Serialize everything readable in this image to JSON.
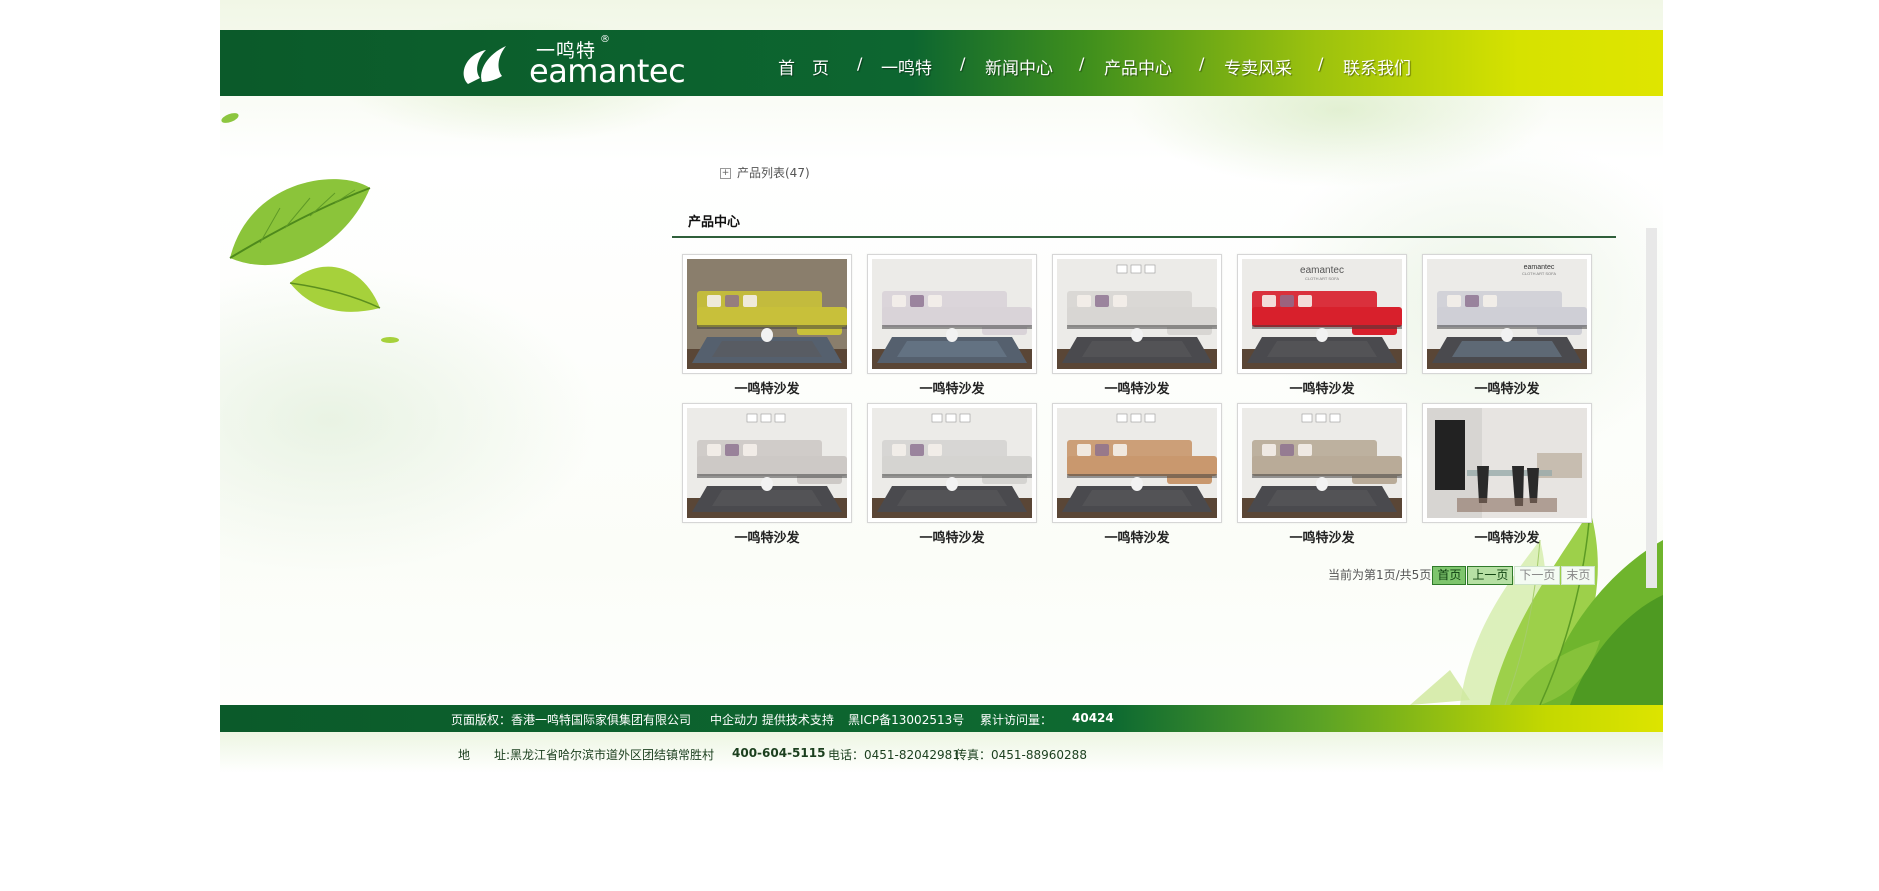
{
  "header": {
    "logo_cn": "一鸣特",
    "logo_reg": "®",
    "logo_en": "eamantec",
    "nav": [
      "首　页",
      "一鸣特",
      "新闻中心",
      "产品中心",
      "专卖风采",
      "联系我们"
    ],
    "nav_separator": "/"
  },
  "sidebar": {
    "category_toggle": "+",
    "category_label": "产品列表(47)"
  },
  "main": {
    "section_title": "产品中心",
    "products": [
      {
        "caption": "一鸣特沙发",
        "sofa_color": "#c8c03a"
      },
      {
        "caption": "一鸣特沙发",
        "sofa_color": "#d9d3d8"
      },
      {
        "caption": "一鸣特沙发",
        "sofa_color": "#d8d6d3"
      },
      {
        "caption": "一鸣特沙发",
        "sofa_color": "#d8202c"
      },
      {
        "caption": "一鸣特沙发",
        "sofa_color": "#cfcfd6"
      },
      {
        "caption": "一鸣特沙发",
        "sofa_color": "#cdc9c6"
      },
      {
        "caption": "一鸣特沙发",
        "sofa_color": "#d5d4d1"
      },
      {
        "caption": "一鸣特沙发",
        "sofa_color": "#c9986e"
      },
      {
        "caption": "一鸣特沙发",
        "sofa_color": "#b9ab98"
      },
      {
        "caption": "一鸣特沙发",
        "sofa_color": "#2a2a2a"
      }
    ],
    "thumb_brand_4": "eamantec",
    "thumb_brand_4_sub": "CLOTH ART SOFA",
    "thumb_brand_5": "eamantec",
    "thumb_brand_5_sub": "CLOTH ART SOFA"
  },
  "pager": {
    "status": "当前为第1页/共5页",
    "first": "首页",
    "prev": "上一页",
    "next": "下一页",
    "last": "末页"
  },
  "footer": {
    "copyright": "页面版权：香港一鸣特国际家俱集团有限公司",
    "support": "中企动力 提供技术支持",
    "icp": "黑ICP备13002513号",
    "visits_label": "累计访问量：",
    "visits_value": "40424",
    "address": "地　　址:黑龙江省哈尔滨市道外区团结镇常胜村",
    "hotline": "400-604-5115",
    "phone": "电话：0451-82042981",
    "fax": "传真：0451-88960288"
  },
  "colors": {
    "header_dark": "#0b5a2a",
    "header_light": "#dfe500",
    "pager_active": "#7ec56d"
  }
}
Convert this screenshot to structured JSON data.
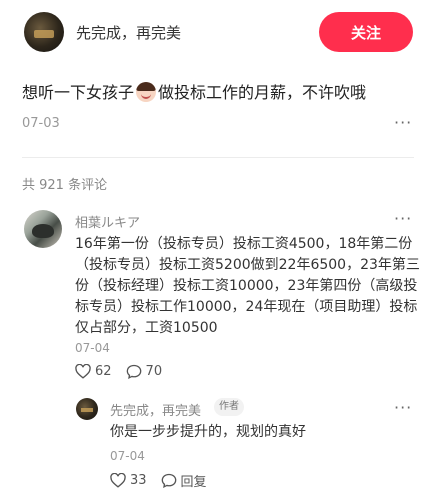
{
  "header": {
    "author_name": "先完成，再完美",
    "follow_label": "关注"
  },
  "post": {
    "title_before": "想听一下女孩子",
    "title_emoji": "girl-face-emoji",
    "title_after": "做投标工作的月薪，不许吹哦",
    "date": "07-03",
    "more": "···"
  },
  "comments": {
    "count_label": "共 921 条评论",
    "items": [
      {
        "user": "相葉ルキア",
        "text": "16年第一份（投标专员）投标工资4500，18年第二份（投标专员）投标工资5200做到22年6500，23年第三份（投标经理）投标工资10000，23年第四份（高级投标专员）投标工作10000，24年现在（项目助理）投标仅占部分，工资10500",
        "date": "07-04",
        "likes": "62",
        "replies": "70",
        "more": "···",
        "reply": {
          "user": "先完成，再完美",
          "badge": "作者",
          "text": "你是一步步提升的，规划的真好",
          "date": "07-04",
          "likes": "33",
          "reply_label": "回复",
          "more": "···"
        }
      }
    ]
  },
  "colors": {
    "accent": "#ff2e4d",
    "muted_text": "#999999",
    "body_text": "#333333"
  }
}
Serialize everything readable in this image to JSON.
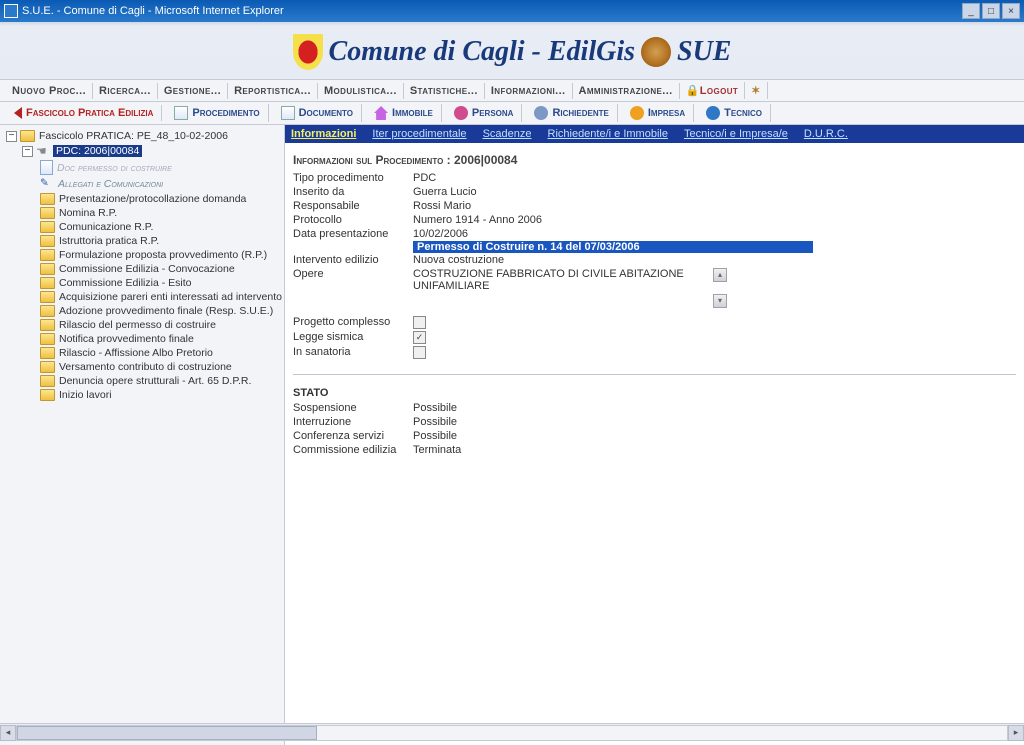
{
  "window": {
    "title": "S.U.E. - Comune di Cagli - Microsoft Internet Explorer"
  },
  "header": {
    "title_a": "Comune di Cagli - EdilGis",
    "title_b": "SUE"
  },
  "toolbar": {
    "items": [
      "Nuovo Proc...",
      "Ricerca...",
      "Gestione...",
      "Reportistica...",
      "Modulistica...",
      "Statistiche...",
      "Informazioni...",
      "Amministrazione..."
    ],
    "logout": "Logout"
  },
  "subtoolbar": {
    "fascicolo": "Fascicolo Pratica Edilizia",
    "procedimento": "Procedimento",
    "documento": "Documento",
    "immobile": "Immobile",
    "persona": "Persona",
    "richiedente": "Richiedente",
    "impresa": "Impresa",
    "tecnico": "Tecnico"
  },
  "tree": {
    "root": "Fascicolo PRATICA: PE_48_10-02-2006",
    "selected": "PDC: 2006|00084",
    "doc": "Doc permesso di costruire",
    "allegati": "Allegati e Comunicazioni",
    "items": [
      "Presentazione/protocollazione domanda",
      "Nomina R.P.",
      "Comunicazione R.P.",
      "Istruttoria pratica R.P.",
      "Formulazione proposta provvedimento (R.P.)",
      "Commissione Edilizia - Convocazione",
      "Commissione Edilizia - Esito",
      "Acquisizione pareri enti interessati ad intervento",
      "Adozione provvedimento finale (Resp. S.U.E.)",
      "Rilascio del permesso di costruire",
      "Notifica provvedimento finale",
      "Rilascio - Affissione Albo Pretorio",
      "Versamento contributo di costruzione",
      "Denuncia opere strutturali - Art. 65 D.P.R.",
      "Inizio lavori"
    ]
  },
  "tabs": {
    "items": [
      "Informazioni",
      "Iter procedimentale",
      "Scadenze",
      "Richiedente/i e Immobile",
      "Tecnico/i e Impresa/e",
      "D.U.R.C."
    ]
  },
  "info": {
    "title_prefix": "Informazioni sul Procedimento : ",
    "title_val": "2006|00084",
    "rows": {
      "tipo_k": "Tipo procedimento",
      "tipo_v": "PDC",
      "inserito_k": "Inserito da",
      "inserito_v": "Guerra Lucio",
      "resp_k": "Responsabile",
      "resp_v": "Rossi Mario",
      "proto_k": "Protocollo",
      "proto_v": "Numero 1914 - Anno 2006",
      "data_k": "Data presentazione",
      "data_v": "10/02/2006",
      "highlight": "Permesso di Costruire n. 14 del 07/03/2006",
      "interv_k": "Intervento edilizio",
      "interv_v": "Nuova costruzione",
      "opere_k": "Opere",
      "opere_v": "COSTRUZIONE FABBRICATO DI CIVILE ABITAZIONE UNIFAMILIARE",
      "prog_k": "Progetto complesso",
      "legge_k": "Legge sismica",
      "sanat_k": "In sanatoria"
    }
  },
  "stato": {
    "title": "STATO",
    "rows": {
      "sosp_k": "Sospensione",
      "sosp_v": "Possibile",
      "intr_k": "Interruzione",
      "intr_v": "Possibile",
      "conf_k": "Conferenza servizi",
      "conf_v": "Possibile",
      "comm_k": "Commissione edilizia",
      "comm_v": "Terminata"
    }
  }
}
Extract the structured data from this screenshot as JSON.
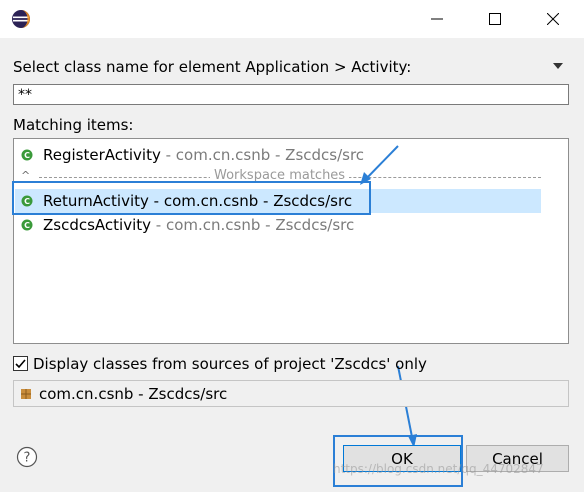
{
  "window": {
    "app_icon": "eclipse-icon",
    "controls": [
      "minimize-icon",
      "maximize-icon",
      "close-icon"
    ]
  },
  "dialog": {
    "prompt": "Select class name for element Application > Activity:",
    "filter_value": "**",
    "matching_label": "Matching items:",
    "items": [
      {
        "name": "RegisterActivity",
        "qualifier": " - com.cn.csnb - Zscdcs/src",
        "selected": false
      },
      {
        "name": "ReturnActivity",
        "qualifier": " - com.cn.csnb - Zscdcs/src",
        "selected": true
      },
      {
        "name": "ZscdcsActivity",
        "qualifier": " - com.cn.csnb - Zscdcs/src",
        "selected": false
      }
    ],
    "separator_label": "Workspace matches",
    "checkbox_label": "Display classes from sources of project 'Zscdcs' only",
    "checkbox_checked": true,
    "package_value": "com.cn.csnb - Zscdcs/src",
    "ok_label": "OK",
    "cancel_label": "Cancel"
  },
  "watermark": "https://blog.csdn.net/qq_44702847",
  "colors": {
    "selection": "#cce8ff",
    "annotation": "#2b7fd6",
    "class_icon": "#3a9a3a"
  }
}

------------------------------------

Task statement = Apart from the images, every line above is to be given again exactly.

Answer section =
Serialize everything readable in this image to JSON.
{
  "header": {
    "logo_cn": "一鸣特",
    "logo_reg": "®",
    "logo_en": "eamantec",
    "nav": [
      "首　页",
      "一鸣特",
      "新闻中心",
      "产品中心",
      "专卖风采",
      "联系我们"
    ],
    "nav_separator": "/"
  },
  "sidebar": {
    "category_toggle": "+",
    "category_label": "产品列表(47)"
  },
  "main": {
    "section_title": "产品中心",
    "products": [
      {
        "caption": "一鸣特沙发",
        "sofa_color": "#c8c03a"
      },
      {
        "caption": "一鸣特沙发",
        "sofa_color": "#d9d3d8"
      },
      {
        "caption": "一鸣特沙发",
        "sofa_color": "#d8d6d3"
      },
      {
        "caption": "一鸣特沙发",
        "sofa_color": "#d8202c"
      },
      {
        "caption": "一鸣特沙发",
        "sofa_color": "#cfcfd6"
      },
      {
        "caption": "一鸣特沙发",
        "sofa_color": "#cdc9c6"
      },
      {
        "caption": "一鸣特沙发",
        "sofa_color": "#d5d4d1"
      },
      {
        "caption": "一鸣特沙发",
        "sofa_color": "#c9986e"
      },
      {
        "caption": "一鸣特沙发",
        "sofa_color": "#b9ab98"
      },
      {
        "caption": "一鸣特沙发",
        "sofa_color": "#2a2a2a"
      }
    ],
    "thumb_brand_4": "eamantec",
    "thumb_brand_4_sub": "CLOTH ART SOFA",
    "thumb_brand_5": "eamantec",
    "thumb_brand_5_sub": "CLOTH ART SOFA"
  },
  "pager": {
    "status": "当前为第1页/共5页",
    "first": "首页",
    "prev": "上一页",
    "next": "下一页",
    "last": "末页"
  },
  "footer": {
    "copyright": "页面版权：香港一鸣特国际家俱集团有限公司",
    "support": "中企动力 提供技术支持",
    "icp": "黑ICP备13002513号",
    "visits_label": "累计访问量：",
    "visits_value": "40424",
    "address": "地　　址:黑龙江省哈尔滨市道外区团结镇常胜村",
    "hotline": "400-604-5115",
    "phone": "电话：0451-82042981",
    "fax": "传真：0451-88960288"
  },
  "colors": {
    "header_dark": "#0b5a2a",
    "header_light": "#dfe500",
    "pager_active": "#7ec56d"
  }
}
Convert this screenshot to structured JSON data.
{
  "header": {
    "author_name": "先完成，再完美",
    "follow_label": "关注"
  },
  "post": {
    "title_before": "想听一下女孩子",
    "title_emoji": "girl-face-emoji",
    "title_after": "做投标工作的月薪，不许吹哦",
    "date": "07-03",
    "more": "···"
  },
  "comments": {
    "count_label": "共 921 条评论",
    "items": [
      {
        "user": "相葉ルキア",
        "text": "16年第一份（投标专员）投标工资4500，18年第二份（投标专员）投标工资5200做到22年6500，23年第三份（投标经理）投标工资10000，23年第四份（高级投标专员）投标工作10000，24年现在（项目助理）投标仅占部分，工资10500",
        "date": "07-04",
        "likes": "62",
        "replies": "70",
        "more": "···",
        "reply": {
          "user": "先完成，再完美",
          "badge": "作者",
          "text": "你是一步步提升的，规划的真好",
          "date": "07-04",
          "likes": "33",
          "reply_label": "回复",
          "more": "···"
        }
      }
    ]
  },
  "colors": {
    "accent": "#ff2e4d",
    "muted_text": "#999999",
    "body_text": "#333333"
  }
}
Serialize everything readable in this image to JSON.
{
  "window": {
    "title": "S.U.E. - Comune di Cagli - Microsoft Internet Explorer"
  },
  "header": {
    "title_a": "Comune di Cagli - EdilGis",
    "title_b": "SUE"
  },
  "toolbar": {
    "items": [
      "Nuovo Proc...",
      "Ricerca...",
      "Gestione...",
      "Reportistica...",
      "Modulistica...",
      "Statistiche...",
      "Informazioni...",
      "Amministrazione..."
    ],
    "logout": "Logout"
  },
  "subtoolbar": {
    "fascicolo": "Fascicolo Pratica Edilizia",
    "procedimento": "Procedimento",
    "documento": "Documento",
    "immobile": "Immobile",
    "persona": "Persona",
    "richiedente": "Richiedente",
    "impresa": "Impresa",
    "tecnico": "Tecnico"
  },
  "tree": {
    "root": "Fascicolo PRATICA: PE_48_10-02-2006",
    "selected": "PDC: 2006|00084",
    "doc": "Doc permesso di costruire",
    "allegati": "Allegati e Comunicazioni",
    "items": [
      "Presentazione/protocollazione domanda",
      "Nomina R.P.",
      "Comunicazione R.P.",
      "Istruttoria pratica R.P.",
      "Formulazione proposta provvedimento (R.P.)",
      "Commissione Edilizia - Convocazione",
      "Commissione Edilizia - Esito",
      "Acquisizione pareri enti interessati ad intervento",
      "Adozione provvedimento finale (Resp. S.U.E.)",
      "Rilascio del permesso di costruire",
      "Notifica provvedimento finale",
      "Rilascio - Affissione Albo Pretorio",
      "Versamento contributo di costruzione",
      "Denuncia opere strutturali - Art. 65 D.P.R.",
      "Inizio lavori"
    ]
  },
  "tabs": {
    "items": [
      "Informazioni",
      "Iter procedimentale",
      "Scadenze",
      "Richiedente/i e Immobile",
      "Tecnico/i e Impresa/e",
      "D.U.R.C."
    ]
  },
  "info": {
    "title_prefix": "Informazioni sul Procedimento : ",
    "title_val": "2006|00084",
    "rows": {
      "tipo_k": "Tipo procedimento",
      "tipo_v": "PDC",
      "inserito_k": "Inserito da",
      "inserito_v": "Guerra Lucio",
      "resp_k": "Responsabile",
      "resp_v": "Rossi Mario",
      "proto_k": "Protocollo",
      "proto_v": "Numero 1914 - Anno 2006",
      "data_k": "Data presentazione",
      "data_v": "10/02/2006",
      "highlight": "Permesso di Costruire n. 14 del 07/03/2006",
      "interv_k": "Intervento edilizio",
      "interv_v": "Nuova costruzione",
      "opere_k": "Opere",
      "opere_v": "COSTRUZIONE FABBRICATO DI CIVILE ABITAZIONE UNIFAMILIARE",
      "prog_k": "Progetto complesso",
      "legge_k": "Legge sismica",
      "sanat_k": "In sanatoria"
    }
  },
  "stato": {
    "title": "STATO",
    "rows": {
      "sosp_k": "Sospensione",
      "sosp_v": "Possibile",
      "intr_k": "Interruzione",
      "intr_v": "Possibile",
      "conf_k": "Conferenza servizi",
      "conf_v": "Possibile",
      "comm_k": "Commissione edilizia",
      "comm_v": "Terminata"
    }
  }
}
Extract the structured data from this screenshot as JSON.
{
  "window": {
    "app_icon": "eclipse-icon",
    "controls": [
      "minimize-icon",
      "maximize-icon",
      "close-icon"
    ]
  },
  "dialog": {
    "prompt": "Select class name for element Application > Activity:",
    "filter_value": "**",
    "matching_label": "Matching items:",
    "items": [
      {
        "name": "RegisterActivity",
        "qualifier": " - com.cn.csnb - Zscdcs/src",
        "selected": false
      },
      {
        "name": "ReturnActivity",
        "qualifier": " - com.cn.csnb - Zscdcs/src",
        "selected": true
      },
      {
        "name": "ZscdcsActivity",
        "qualifier": " - com.cn.csnb - Zscdcs/src",
        "selected": false
      }
    ],
    "separator_label": "Workspace matches",
    "checkbox_label": "Display classes from sources of project 'Zscdcs' only",
    "checkbox_checked": true,
    "package_value": "com.cn.csnb - Zscdcs/src",
    "ok_label": "OK",
    "cancel_label": "Cancel"
  },
  "watermark": "https://blog.csdn.net/qq_44702847",
  "colors": {
    "selection": "#cce8ff",
    "annotation": "#2b7fd6",
    "class_icon": "#3a9a3a"
  }
}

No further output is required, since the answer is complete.